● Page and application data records
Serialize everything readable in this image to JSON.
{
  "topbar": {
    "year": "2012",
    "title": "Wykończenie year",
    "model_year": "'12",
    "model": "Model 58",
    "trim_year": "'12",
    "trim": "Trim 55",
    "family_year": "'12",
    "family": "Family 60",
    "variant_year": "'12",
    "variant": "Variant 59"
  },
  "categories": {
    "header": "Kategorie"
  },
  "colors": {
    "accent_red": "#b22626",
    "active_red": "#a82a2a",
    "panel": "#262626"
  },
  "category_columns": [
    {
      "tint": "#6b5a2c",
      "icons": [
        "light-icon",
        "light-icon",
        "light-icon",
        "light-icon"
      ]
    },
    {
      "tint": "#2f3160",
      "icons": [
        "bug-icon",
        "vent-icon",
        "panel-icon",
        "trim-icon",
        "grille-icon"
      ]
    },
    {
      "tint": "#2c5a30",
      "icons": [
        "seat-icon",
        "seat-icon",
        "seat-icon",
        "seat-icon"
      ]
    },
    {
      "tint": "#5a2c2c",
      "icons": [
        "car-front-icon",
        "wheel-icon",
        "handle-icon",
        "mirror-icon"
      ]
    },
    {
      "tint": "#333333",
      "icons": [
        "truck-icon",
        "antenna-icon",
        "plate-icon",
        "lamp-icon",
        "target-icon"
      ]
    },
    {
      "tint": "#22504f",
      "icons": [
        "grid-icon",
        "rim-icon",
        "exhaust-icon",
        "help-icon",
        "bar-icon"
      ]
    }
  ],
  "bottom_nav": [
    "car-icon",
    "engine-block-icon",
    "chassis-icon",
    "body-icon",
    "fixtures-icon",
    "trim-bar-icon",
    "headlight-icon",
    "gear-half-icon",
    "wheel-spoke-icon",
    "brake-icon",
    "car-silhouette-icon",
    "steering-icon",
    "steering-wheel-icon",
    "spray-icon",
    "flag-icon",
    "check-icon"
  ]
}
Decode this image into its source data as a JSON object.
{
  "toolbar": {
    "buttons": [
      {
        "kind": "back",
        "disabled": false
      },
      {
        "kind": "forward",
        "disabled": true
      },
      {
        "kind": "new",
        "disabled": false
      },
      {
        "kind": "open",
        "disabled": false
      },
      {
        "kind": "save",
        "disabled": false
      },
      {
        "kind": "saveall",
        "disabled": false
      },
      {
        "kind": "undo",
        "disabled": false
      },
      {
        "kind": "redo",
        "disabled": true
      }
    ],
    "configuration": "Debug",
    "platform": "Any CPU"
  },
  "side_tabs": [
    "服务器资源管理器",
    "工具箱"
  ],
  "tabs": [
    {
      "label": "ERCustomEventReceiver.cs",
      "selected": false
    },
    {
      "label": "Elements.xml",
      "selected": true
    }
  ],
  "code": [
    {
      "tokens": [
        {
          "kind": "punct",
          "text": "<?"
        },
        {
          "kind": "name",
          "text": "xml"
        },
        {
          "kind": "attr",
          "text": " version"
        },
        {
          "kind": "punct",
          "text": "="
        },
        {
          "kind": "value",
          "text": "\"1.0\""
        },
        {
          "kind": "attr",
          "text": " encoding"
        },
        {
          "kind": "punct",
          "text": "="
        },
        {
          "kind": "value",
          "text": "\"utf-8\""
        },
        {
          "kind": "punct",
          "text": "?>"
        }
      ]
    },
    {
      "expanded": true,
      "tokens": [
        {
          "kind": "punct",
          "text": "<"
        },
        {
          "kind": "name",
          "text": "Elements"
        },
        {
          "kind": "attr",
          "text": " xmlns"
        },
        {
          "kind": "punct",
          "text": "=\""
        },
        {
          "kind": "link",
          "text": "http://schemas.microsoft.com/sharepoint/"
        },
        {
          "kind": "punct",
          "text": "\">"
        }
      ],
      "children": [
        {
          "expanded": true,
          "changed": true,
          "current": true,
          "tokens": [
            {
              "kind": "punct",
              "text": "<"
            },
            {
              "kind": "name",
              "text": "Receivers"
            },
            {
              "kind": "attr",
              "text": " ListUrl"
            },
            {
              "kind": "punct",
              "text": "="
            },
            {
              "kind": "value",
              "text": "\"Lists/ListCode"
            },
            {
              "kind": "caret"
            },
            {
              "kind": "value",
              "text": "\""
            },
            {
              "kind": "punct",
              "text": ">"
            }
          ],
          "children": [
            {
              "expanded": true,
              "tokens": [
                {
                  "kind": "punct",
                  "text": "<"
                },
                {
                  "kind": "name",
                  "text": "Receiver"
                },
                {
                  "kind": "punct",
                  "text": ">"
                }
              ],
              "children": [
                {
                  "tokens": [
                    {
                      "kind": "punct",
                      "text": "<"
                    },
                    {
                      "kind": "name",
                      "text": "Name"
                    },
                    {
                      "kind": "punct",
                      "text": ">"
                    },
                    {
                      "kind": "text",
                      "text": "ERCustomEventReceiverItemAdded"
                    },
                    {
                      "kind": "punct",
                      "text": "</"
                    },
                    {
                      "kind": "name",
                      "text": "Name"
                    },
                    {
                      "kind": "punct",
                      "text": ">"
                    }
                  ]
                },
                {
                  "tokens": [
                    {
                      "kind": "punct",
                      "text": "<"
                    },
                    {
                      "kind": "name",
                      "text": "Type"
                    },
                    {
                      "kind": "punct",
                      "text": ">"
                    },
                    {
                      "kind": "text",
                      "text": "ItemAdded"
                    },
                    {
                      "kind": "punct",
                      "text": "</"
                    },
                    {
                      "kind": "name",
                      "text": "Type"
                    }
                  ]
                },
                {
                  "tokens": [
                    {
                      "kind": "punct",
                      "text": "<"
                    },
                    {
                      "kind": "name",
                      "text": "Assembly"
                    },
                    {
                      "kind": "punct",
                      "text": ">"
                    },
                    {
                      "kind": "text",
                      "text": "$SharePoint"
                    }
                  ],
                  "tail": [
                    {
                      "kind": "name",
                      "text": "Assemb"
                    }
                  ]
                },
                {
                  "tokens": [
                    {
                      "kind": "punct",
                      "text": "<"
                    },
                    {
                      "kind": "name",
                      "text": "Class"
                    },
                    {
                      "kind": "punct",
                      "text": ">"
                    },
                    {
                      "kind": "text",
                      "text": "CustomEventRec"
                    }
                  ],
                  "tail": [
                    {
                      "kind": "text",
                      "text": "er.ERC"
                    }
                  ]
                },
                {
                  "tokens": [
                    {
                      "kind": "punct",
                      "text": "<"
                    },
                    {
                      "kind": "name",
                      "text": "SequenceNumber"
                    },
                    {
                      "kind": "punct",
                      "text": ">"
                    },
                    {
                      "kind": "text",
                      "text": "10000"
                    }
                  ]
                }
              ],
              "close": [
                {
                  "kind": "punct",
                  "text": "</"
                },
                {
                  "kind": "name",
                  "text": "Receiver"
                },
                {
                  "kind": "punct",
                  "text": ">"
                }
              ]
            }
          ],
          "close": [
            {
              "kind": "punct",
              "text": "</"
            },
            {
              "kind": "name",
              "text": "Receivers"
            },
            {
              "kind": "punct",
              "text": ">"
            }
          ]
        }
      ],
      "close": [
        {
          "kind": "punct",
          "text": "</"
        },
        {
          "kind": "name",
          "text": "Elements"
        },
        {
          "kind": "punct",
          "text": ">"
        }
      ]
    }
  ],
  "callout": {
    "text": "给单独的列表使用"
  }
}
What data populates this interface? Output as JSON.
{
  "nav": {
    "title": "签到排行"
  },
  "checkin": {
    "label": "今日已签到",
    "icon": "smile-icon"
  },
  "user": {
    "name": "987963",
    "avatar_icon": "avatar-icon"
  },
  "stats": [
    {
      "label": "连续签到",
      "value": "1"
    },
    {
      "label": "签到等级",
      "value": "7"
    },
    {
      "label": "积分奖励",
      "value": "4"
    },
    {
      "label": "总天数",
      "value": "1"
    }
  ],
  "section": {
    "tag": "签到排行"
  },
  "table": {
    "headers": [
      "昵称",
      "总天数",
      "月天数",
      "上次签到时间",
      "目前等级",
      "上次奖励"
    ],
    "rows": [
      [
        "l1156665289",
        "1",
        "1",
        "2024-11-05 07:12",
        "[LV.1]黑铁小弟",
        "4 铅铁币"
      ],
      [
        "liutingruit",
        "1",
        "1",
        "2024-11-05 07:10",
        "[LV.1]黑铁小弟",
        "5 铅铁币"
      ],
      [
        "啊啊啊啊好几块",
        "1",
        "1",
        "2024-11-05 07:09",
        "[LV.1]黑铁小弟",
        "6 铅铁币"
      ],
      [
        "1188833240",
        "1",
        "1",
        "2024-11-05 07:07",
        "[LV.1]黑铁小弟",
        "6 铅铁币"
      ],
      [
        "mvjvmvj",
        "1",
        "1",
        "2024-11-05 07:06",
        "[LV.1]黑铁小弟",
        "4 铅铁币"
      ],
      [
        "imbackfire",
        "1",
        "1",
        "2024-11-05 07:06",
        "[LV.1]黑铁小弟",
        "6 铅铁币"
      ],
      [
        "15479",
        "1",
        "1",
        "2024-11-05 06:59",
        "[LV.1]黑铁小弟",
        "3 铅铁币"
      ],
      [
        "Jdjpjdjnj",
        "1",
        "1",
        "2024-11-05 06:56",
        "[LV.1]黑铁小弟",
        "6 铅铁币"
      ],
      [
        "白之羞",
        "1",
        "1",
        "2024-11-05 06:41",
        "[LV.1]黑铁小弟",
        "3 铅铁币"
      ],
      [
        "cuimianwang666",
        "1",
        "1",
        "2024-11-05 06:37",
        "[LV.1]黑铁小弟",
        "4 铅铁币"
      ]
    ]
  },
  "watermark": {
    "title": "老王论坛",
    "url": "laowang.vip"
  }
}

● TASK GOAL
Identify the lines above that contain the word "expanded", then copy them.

● WRITTEN REPLY
      "expanded": true,
          "expanded": true,
              "expanded": true,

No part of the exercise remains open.